_WHAT THE TASK ASKS_
Look through the listing below, find every line with the string "name", and copy it.

_RECORDS SUPPLIED_
== Segment start ==

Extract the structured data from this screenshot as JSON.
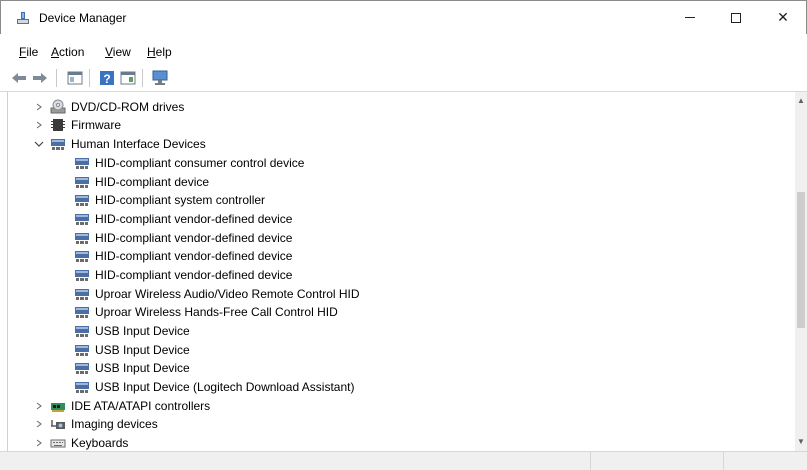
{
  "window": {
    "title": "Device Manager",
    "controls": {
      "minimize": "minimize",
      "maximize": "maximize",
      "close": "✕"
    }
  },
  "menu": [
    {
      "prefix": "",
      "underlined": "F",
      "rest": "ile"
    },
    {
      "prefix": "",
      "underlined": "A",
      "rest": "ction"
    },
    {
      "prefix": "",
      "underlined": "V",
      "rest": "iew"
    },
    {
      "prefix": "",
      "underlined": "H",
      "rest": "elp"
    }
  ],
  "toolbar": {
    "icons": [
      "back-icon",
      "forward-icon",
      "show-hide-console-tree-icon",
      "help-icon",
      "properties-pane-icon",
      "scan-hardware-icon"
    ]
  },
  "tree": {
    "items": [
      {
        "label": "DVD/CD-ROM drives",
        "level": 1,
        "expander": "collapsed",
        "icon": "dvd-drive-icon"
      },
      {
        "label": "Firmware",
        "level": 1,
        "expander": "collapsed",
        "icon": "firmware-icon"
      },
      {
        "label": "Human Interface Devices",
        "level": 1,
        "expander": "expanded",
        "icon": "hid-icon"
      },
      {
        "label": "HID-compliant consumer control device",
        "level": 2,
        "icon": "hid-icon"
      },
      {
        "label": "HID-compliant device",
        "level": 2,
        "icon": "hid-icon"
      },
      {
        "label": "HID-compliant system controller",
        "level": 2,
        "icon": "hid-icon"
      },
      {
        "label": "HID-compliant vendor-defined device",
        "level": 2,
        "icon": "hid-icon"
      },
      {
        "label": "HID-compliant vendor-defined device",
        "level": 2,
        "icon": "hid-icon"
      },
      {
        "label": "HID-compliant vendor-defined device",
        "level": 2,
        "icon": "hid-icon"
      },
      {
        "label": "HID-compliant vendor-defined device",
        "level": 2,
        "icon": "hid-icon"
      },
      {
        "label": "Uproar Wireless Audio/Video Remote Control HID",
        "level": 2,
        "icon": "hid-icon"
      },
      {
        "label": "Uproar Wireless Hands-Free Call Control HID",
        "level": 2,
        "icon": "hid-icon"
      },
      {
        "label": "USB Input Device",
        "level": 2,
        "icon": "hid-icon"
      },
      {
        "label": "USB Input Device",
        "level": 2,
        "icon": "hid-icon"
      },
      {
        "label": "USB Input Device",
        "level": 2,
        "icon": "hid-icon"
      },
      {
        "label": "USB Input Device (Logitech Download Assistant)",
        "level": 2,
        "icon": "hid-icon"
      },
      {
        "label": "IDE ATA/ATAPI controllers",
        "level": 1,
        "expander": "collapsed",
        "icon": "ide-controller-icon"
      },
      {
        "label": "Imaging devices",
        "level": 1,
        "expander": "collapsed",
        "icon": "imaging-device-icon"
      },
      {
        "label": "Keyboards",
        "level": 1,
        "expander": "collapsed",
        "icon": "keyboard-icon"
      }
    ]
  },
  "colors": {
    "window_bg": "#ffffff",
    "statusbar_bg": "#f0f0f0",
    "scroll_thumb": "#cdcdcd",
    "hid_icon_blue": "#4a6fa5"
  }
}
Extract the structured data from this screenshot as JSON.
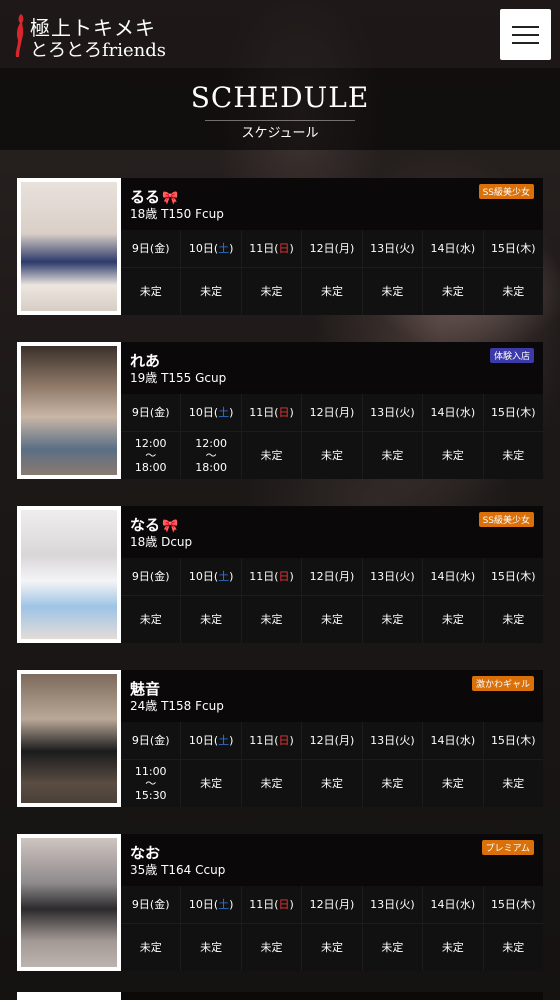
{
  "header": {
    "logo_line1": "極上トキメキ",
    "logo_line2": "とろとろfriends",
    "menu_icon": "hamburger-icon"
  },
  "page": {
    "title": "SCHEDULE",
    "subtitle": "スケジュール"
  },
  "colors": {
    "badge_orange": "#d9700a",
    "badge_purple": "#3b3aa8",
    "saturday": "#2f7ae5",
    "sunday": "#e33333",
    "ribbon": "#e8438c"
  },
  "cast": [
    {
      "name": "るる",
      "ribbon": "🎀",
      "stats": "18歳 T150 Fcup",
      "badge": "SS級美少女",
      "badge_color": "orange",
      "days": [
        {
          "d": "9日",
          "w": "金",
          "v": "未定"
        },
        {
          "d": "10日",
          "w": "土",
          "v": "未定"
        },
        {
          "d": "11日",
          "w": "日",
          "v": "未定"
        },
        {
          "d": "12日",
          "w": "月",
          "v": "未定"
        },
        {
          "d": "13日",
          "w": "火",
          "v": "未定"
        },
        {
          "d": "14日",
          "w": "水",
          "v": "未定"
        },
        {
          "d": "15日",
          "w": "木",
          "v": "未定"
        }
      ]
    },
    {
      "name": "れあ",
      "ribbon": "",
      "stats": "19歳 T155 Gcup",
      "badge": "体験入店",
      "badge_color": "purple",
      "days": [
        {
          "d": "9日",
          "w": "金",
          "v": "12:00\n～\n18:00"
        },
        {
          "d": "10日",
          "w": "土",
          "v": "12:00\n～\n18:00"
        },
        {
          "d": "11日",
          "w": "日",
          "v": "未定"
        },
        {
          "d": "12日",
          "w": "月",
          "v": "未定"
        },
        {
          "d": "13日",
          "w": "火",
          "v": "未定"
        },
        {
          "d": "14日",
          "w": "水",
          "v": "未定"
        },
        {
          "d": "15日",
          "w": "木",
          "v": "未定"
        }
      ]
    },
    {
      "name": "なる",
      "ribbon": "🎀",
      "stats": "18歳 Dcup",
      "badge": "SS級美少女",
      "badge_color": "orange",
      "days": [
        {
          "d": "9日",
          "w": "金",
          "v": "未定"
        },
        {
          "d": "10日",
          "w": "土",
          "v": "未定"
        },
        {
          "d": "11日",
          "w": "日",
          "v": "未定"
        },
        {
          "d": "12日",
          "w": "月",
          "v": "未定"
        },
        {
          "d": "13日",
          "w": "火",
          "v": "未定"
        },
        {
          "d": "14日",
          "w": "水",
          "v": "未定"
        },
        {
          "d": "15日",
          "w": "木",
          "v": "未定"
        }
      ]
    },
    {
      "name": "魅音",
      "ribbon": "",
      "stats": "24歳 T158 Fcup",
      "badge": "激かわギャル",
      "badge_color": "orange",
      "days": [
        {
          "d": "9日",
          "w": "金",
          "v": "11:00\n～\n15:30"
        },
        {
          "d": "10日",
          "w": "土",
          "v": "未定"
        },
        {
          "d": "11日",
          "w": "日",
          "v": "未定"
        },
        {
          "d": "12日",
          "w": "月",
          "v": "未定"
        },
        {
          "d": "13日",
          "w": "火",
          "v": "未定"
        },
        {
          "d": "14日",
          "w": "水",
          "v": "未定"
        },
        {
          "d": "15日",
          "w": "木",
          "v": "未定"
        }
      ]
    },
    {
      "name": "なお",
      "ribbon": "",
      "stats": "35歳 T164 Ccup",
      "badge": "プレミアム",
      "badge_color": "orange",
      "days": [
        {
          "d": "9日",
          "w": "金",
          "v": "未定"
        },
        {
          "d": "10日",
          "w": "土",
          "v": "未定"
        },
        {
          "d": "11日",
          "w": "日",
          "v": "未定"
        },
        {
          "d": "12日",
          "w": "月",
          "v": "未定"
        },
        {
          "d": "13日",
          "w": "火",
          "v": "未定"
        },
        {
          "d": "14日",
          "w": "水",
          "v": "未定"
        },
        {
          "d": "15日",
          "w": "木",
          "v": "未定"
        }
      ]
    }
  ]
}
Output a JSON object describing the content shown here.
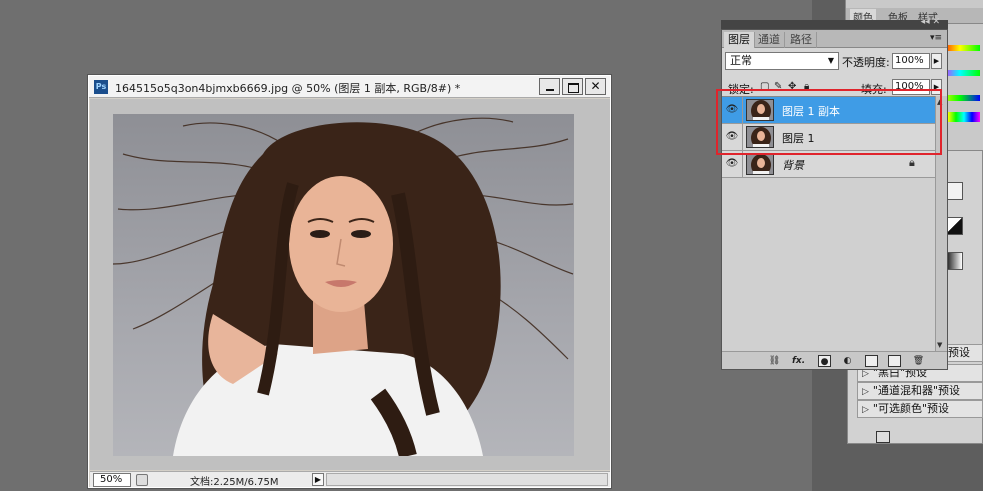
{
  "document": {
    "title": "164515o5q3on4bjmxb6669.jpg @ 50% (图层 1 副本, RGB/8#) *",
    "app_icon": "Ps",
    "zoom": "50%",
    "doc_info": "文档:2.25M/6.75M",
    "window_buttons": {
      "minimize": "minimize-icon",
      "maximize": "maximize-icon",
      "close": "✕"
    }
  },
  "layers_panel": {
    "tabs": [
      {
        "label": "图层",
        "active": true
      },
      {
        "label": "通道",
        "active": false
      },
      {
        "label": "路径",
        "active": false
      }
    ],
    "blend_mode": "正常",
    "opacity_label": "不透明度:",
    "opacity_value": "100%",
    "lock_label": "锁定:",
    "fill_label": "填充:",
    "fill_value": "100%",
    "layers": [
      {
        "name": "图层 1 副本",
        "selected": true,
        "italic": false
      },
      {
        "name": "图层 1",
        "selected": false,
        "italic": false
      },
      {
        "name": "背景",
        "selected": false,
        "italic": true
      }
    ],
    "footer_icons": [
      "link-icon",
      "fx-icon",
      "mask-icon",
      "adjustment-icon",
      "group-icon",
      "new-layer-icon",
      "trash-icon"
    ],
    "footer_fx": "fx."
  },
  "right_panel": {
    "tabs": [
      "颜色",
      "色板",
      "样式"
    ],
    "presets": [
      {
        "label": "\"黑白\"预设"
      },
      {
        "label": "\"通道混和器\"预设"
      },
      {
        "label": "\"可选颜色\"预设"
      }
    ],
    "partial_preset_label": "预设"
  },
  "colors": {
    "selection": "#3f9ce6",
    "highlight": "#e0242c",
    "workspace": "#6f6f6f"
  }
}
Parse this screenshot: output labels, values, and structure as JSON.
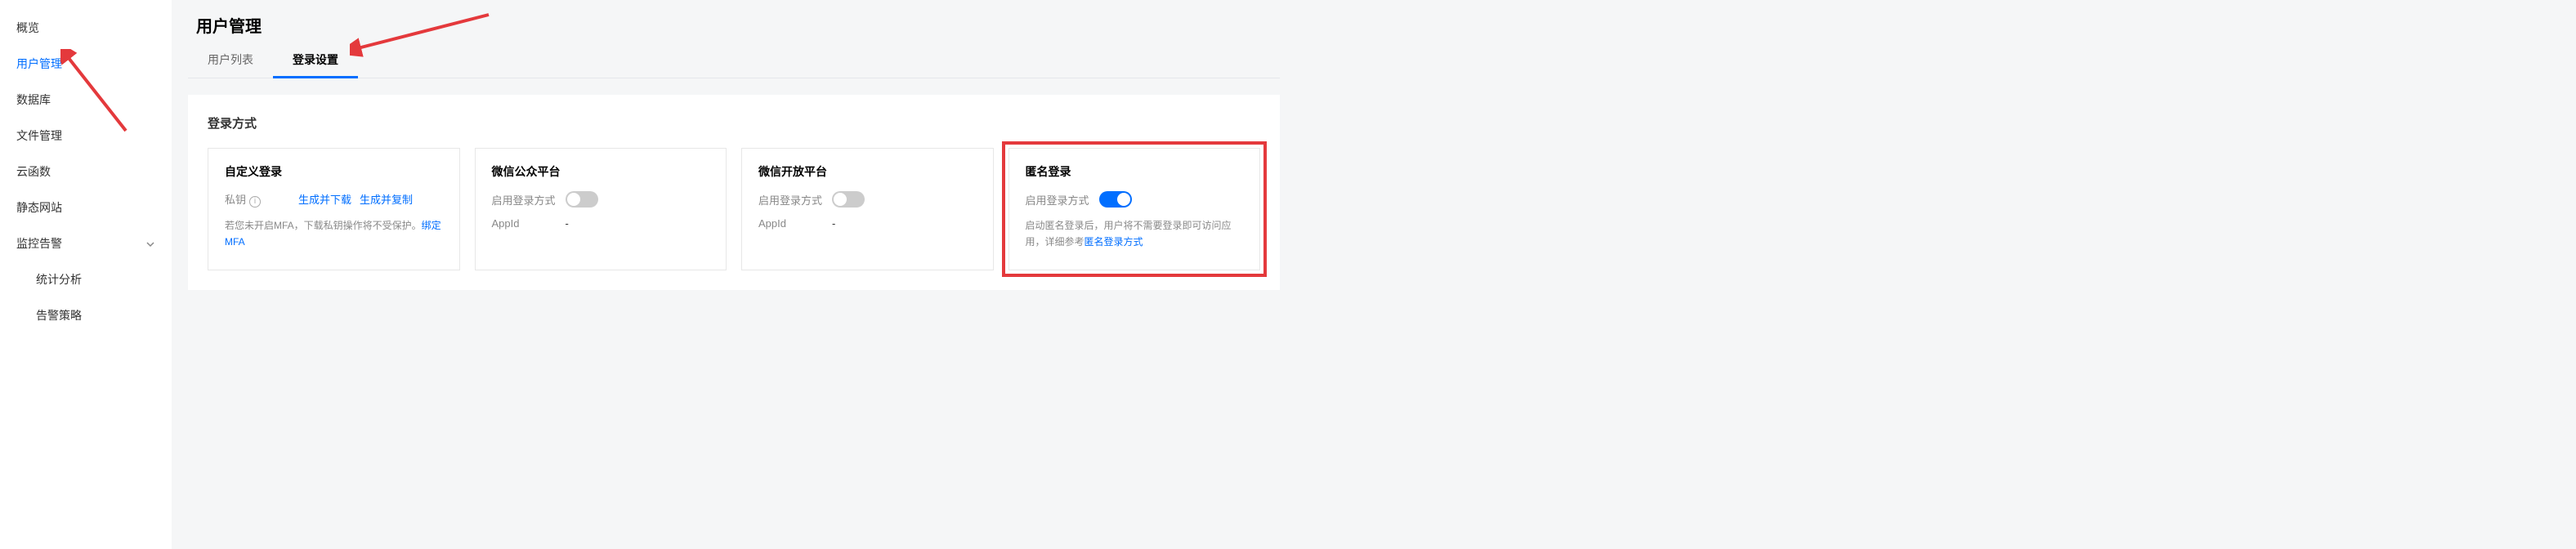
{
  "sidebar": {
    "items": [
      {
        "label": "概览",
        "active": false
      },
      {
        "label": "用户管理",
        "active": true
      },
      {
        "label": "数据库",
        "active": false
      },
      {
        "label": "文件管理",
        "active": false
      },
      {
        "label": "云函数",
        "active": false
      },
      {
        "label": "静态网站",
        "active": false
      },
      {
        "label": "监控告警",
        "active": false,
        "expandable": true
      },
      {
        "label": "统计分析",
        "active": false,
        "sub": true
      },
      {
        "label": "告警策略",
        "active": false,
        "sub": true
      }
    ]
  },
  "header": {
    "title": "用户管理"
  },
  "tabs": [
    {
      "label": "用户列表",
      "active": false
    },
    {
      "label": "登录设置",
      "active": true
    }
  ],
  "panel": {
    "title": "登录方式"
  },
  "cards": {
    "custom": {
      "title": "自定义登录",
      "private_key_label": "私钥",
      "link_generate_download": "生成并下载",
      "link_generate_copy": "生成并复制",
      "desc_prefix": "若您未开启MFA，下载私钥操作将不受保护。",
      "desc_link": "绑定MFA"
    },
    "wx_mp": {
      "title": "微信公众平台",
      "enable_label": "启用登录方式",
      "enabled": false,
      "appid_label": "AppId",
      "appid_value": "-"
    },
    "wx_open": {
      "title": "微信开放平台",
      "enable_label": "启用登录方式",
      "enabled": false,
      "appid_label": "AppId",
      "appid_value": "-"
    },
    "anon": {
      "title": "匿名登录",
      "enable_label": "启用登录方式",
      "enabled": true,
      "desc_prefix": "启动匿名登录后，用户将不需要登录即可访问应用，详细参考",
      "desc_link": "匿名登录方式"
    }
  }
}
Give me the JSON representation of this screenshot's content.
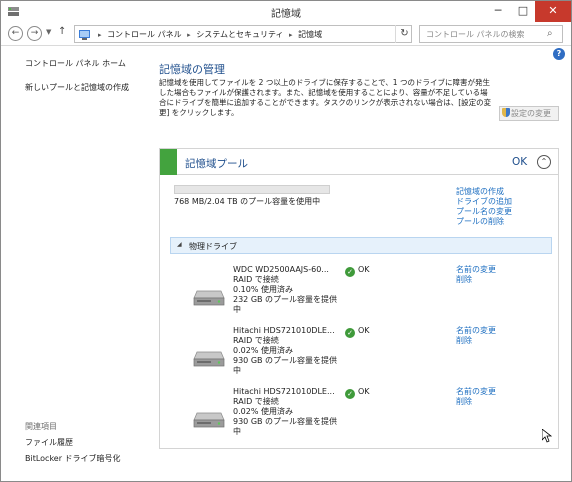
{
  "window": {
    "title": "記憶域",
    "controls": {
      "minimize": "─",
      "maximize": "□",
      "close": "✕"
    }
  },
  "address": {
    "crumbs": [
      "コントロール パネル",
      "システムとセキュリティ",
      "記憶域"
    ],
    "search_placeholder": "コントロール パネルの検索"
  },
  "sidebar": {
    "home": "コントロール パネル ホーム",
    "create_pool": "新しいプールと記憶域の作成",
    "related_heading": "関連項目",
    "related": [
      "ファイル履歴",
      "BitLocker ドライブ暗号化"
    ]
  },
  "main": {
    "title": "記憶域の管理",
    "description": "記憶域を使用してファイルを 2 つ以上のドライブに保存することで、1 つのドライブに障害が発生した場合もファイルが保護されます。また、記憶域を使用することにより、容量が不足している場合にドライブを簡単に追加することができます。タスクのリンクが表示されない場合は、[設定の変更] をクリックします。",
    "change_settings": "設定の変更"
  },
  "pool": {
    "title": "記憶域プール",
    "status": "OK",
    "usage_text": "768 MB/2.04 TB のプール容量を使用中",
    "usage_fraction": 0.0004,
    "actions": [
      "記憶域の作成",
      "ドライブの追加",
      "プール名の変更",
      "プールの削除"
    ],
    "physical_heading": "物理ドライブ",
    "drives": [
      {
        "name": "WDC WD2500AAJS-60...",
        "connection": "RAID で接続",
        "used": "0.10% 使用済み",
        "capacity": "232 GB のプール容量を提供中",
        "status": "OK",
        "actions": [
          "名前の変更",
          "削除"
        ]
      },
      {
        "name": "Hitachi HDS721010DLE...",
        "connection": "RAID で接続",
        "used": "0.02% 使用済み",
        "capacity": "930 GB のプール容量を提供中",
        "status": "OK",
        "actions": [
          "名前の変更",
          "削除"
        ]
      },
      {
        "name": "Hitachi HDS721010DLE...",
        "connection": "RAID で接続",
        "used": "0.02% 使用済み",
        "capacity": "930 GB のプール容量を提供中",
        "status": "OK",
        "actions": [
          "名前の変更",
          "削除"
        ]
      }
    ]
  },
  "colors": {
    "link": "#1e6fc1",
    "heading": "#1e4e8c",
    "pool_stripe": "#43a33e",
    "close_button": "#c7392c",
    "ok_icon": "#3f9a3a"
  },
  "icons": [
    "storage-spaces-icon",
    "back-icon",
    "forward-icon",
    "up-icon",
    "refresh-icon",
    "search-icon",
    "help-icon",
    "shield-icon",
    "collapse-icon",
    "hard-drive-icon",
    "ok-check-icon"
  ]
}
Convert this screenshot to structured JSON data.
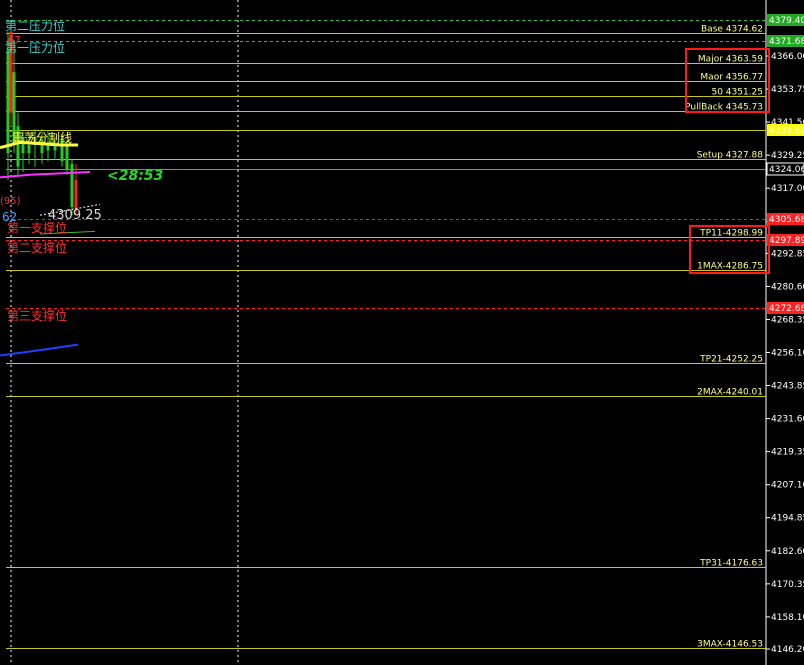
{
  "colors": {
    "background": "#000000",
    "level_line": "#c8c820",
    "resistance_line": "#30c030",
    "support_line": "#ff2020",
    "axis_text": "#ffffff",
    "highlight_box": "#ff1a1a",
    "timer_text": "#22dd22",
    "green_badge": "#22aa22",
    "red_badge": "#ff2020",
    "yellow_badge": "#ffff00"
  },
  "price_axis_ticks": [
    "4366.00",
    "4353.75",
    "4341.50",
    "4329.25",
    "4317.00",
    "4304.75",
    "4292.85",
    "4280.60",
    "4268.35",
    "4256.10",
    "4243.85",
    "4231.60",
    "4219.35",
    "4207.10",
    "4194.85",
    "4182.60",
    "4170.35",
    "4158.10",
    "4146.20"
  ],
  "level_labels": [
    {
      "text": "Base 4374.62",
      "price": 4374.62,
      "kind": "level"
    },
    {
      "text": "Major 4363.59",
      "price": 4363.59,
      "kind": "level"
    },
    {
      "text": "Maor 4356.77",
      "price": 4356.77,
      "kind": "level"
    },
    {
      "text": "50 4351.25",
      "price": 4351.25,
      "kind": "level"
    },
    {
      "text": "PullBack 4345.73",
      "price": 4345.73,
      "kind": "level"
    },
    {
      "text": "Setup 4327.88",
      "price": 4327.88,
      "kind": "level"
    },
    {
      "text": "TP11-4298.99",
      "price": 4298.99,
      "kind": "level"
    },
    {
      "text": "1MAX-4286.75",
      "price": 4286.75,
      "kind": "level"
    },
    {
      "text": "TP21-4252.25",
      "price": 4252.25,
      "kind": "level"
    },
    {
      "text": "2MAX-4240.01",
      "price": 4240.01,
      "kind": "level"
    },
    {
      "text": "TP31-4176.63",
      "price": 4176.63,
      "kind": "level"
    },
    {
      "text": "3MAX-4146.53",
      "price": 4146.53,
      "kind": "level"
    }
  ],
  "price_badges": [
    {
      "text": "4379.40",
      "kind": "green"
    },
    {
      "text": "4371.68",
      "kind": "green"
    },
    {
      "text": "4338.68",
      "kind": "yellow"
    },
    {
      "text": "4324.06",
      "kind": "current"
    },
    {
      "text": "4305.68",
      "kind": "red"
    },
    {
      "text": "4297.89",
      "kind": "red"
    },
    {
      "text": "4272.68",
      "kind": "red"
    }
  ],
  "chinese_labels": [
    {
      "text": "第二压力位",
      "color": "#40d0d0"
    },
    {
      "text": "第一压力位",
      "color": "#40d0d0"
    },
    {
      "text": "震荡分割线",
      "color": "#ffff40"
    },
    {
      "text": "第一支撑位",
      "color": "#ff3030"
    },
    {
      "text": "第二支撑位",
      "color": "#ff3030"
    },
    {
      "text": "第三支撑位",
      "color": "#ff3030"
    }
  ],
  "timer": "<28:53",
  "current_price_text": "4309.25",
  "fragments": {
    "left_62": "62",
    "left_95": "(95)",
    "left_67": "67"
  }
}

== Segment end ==

_WRITTEN RESPONSE_
      "name": "るる",
      "name": "れあ",
      "name": "なる",
      "name": "魅音",
      "name": "なお",
        "name": "图层 1 副本",
        "name": "图层 1",
        "name": "背景",
        "name": "WDC WD2500AAJS-60...",
        "name": "Hitachi HDS721010DLE...",
        "name": "Hitachi HDS721010DLE...",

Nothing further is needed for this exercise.